If you can see objects at a distance clearly but have trouble focusing well on objects close up, you may be farsighted. Hyperopia causes the eyes to exert extra effort to see close up by. The viewing of objects close up, symptoms such as blurry vision, headaches and eyestrain may arise.
Hyperopia most commonly occurs because the eyeball is too short or when the cornea/lens has too little curvature. There does seem to be a tendency for farsightedness to be inherited, but there are other factors besides genetics that can lead to hyperopia.

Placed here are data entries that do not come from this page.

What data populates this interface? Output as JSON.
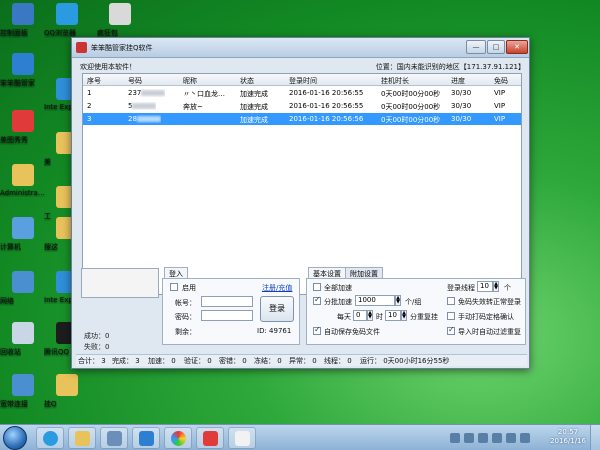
{
  "desktop": {
    "icons": [
      {
        "name": "control-panel",
        "label": "控制面板",
        "color": "#3b78c4"
      },
      {
        "name": "qq-browser",
        "label": "QQ浏览器",
        "color": "#2a9be0"
      },
      {
        "name": "red-packet",
        "label": "疯狂包",
        "color": "#d9d9d9"
      },
      {
        "name": "app-manager",
        "label": "笨笨酷管家",
        "color": "#2d7fd1"
      },
      {
        "name": "ie",
        "label": "Inte Explo",
        "color": "#2f8fd8"
      },
      {
        "name": "meitu",
        "label": "美图秀秀",
        "color": "#e03a3a"
      },
      {
        "name": "folder-1",
        "label": "美",
        "color": "#e8c25a"
      },
      {
        "name": "administrator",
        "label": "Administra…",
        "color": "#e8c25a"
      },
      {
        "name": "folder-2",
        "label": "工",
        "color": "#e8c25a"
      },
      {
        "name": "computer",
        "label": "计算机",
        "color": "#5aa0e0"
      },
      {
        "name": "folder-3",
        "label": "搜这",
        "color": "#e8c25a"
      },
      {
        "name": "network",
        "label": "网络",
        "color": "#4a8fd0"
      },
      {
        "name": "ie-2",
        "label": "Inte Explo",
        "color": "#2f8fd8"
      },
      {
        "name": "recycle-bin",
        "label": "回收站",
        "color": "#c8d6e6"
      },
      {
        "name": "tencent-qq",
        "label": "腾讯QQ",
        "color": "#1d1d1d"
      },
      {
        "name": "broadband",
        "label": "宽带连接",
        "color": "#4a8fd0"
      },
      {
        "name": "hang-qq",
        "label": "挂Q",
        "color": "#e8c25a"
      }
    ]
  },
  "window": {
    "title": "笨笨酷管家挂Q软件",
    "welcome": "欢迎使用本软件！",
    "location": "位置：国内未能识别的地区【171.37.91.121】",
    "minimize": "—",
    "maximize": "□",
    "close": "✕"
  },
  "table": {
    "headers": [
      "序号",
      "号码",
      "昵称",
      "状态",
      "登录时间",
      "挂机时长",
      "进度",
      "免码"
    ],
    "rows": [
      {
        "no": "1",
        "qq": "237",
        "nick": "〃丶口血龙…",
        "status": "加速完成",
        "login": "2016-01-16 20:56:55",
        "duration": "0天00时00分00秒",
        "progress": "30/30",
        "vip": "VIP",
        "selected": false
      },
      {
        "no": "2",
        "qq": "5",
        "nick": "奔放~",
        "status": "加速完成",
        "login": "2016-01-16 20:56:55",
        "duration": "0天00时00分00秒",
        "progress": "30/30",
        "vip": "VIP",
        "selected": false
      },
      {
        "no": "3",
        "qq": "28",
        "nick": "",
        "status": "加速完成",
        "login": "2016-01-16 20:56:56",
        "duration": "0天00时00分00秒",
        "progress": "30/30",
        "vip": "VIP",
        "selected": true
      }
    ]
  },
  "left_panel": {
    "success_label": "成功：0",
    "fail_label": "失败：0"
  },
  "login_panel": {
    "tab": "登入",
    "enable_label": "启用",
    "register_link": "注册/充值",
    "account_label": "帐号：",
    "password_label": "密码：",
    "remaining_label": "剩余：",
    "id_label": "ID: 49761",
    "login_button": "登录"
  },
  "settings_panel": {
    "tab_basic": "基本设置",
    "tab_extra": "附加设置",
    "all_accelerate": "全部加速",
    "login_threads_label": "登录线程",
    "login_threads_value": "10",
    "threads_unit": "个",
    "batch_accelerate": "分批加速",
    "batch_value": "1000",
    "batch_unit": "个/组",
    "auto_free_code": "免码失效转正常登录",
    "daily_label": "每天",
    "daily_hour": "0",
    "hour_unit": "时",
    "daily_minute": "10",
    "minute_unit": "分重复挂",
    "manual_confirm": "手动打码定格确认",
    "auto_save": "自动保存免码文件",
    "auto_filter": "导入时自动过滤重复"
  },
  "status_bar": {
    "total": "合计：  3",
    "done": "完成：  3",
    "accel": "加速：  0",
    "verify": "验证：  0",
    "frozen": "密错：  0",
    "freeze": "冻结：  0",
    "abnormal": "异常：  0",
    "threads": "线程：  0",
    "running": "运行：  0天00小时16分55秒"
  },
  "taskbar": {
    "time": "20:57",
    "date": "2016/1/16"
  }
}
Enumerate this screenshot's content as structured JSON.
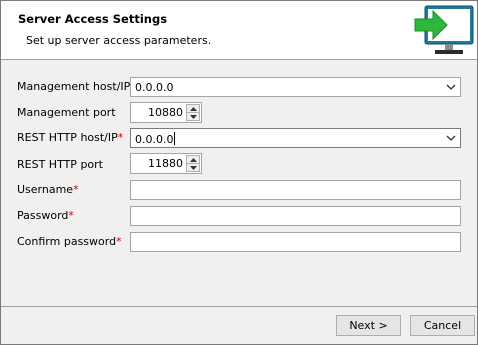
{
  "header": {
    "title": "Server Access Settings",
    "subtitle": "Set up server access parameters.",
    "icon": "monitor-arrow-icon"
  },
  "form": {
    "management_host": {
      "label": "Management host/IP",
      "required": "*",
      "value": "0.0.0.0"
    },
    "management_port": {
      "label": "Management port",
      "value": "10880"
    },
    "rest_host": {
      "label": "REST HTTP host/IP",
      "required": "*",
      "value": "0.0.0.0"
    },
    "rest_port": {
      "label": "REST HTTP port",
      "value": "11880"
    },
    "username": {
      "label": "Username",
      "required": "*",
      "value": ""
    },
    "password": {
      "label": "Password",
      "required": "*",
      "value": ""
    },
    "confirm_password": {
      "label": "Confirm password",
      "required": "*",
      "value": ""
    }
  },
  "buttons": {
    "next": "Next >",
    "cancel": "Cancel"
  },
  "colors": {
    "required": "#d40000",
    "icon_arrow": "#2db83d",
    "icon_screen": "#1e7a9a"
  }
}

The sense of vision starts off when light enters and transmits through the cornea and into the pupil. At this point it penetrates through the lens and focuses on the point of the retina called the macula. The shape of the cornea lens help bend (refract) light rays in a manner that allows light to be focused on the retina/macula. In comparison, if you are farsighted, the light rays focuses on a location behind the retina instead of being focused on the macula. As a result, instead of having a fine point of light being focused on the macula there is a disc-shaped area of light activating the area instead, thus causing blurry vision.
Many people have a degree of farsightedness, however it is only a problem when it significantly affects your ability to see well or causes headaches or eyestrain.
Hyperopia is not always diagnosed in school eye-screenings because typically only distance vision is tested. A comprehensive eye health examination will check both near and far vision necessary to diagnose any ametropia. By picking up on early refractive errors, one can prevent the progression of that individual from developing amblyopia/lazy eye.
Eyeglasses or contact lenses are usually prescribed to treat hyperopia. The purpose of corrective lenses is to bend/refract light rays more sharply so that it will bring lights rays forward to focus on the retina.